======== MATERIAL SUPPLIED

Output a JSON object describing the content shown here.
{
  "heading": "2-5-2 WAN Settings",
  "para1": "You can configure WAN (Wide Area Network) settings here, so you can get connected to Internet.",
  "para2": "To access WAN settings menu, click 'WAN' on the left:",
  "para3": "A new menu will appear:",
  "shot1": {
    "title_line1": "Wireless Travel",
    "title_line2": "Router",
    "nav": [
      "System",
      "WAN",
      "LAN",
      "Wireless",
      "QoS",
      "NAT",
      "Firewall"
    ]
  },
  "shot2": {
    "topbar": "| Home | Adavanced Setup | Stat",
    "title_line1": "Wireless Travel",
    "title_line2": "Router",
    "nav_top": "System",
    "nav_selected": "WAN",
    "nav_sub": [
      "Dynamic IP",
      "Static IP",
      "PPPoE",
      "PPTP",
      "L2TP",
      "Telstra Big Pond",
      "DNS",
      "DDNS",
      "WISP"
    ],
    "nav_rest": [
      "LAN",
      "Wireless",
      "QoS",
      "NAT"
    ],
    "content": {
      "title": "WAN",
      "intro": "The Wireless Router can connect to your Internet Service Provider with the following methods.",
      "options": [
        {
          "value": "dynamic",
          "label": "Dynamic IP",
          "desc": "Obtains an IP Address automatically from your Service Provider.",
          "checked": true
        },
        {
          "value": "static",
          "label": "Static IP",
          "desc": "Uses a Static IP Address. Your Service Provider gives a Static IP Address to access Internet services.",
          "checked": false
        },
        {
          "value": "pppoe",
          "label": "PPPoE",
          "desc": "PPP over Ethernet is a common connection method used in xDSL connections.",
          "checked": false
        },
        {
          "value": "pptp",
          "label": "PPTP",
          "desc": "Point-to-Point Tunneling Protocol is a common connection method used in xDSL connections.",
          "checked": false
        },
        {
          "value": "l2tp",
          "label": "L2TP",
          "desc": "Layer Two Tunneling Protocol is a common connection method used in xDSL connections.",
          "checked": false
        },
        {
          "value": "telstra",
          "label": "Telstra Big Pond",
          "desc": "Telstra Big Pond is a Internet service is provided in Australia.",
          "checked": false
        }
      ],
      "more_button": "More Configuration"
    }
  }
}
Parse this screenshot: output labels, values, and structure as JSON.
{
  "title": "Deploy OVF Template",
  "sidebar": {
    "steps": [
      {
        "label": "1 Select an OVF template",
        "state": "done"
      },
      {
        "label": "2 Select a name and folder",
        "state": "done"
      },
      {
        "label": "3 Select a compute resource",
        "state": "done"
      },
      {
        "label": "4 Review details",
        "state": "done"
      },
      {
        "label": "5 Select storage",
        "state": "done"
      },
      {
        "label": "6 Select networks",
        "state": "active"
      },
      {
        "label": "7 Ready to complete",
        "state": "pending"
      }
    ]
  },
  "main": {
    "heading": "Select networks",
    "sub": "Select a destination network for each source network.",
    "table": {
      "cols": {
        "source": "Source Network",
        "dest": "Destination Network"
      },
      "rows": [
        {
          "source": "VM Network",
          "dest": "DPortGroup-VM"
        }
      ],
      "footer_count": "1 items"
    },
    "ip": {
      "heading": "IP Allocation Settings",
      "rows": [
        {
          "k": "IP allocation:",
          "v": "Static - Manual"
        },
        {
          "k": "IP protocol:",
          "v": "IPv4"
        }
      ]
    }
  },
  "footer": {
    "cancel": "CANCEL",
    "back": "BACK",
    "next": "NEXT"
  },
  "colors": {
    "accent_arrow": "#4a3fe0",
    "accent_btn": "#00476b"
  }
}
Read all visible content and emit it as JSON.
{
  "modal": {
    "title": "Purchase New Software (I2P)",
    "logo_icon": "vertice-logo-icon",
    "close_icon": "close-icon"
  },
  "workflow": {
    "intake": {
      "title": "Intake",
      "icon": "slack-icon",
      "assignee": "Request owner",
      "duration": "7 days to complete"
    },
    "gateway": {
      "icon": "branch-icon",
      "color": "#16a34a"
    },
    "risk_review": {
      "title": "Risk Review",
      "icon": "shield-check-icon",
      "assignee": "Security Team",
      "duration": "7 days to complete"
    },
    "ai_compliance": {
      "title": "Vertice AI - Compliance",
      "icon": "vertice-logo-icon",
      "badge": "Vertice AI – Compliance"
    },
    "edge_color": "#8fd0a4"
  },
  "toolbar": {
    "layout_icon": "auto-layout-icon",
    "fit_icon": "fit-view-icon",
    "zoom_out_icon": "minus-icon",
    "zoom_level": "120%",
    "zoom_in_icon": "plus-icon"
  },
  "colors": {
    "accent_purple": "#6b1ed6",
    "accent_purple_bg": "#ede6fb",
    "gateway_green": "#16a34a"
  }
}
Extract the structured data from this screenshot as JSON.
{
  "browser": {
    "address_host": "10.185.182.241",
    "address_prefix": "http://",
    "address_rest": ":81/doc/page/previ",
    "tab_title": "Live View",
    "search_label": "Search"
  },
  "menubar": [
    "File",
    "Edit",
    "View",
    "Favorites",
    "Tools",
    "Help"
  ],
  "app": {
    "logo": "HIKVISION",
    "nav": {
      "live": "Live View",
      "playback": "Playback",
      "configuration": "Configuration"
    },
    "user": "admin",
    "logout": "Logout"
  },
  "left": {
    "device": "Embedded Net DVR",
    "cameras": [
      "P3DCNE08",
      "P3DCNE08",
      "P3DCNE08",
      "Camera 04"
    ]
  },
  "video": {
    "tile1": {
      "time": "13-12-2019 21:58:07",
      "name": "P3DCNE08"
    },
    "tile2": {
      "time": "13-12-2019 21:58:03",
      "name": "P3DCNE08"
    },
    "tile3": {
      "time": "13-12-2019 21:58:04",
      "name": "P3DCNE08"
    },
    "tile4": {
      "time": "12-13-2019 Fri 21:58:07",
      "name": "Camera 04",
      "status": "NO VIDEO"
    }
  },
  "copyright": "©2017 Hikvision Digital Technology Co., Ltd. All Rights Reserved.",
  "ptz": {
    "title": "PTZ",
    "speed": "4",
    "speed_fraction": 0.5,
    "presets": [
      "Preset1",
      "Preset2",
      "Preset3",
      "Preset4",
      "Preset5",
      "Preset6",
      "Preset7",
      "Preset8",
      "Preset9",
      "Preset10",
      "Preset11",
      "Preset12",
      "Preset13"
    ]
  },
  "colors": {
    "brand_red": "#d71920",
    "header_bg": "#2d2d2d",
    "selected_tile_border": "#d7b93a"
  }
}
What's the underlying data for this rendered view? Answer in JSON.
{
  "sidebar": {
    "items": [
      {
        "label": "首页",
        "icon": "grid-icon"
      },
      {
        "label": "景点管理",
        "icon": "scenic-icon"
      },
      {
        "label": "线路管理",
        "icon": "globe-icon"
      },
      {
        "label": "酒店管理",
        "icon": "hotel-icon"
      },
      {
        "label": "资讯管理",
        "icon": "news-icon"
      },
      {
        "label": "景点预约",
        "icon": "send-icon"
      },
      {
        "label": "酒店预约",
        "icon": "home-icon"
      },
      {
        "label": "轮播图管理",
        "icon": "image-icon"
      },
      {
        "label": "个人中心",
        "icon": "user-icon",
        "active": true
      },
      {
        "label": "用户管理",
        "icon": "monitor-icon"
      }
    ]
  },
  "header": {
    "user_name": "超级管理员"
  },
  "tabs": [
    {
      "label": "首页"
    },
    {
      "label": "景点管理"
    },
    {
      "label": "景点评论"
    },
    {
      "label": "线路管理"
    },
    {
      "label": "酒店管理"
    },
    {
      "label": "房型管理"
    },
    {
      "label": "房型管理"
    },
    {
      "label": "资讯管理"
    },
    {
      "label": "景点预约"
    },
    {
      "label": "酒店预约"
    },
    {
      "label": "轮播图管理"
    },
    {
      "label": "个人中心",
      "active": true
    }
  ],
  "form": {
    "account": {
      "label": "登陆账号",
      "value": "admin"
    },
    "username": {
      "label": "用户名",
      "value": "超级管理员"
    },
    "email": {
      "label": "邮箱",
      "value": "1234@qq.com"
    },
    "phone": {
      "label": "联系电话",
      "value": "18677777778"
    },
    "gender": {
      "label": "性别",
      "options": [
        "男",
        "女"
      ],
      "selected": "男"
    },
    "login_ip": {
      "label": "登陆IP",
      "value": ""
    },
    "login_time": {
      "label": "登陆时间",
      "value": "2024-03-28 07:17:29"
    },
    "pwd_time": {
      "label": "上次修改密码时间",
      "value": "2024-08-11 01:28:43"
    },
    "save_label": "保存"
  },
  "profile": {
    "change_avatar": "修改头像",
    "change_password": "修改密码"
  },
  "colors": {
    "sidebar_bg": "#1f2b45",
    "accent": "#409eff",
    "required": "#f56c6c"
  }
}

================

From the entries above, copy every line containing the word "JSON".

Output a JSON object describing the content shown here.
Parse this screenshot: output labels, values, and structure as JSON.
Read all visible content and emit it as JSON.
Extract the structured data from this screenshot as JSON.
What's the underlying data for this rendered view? Answer in JSON.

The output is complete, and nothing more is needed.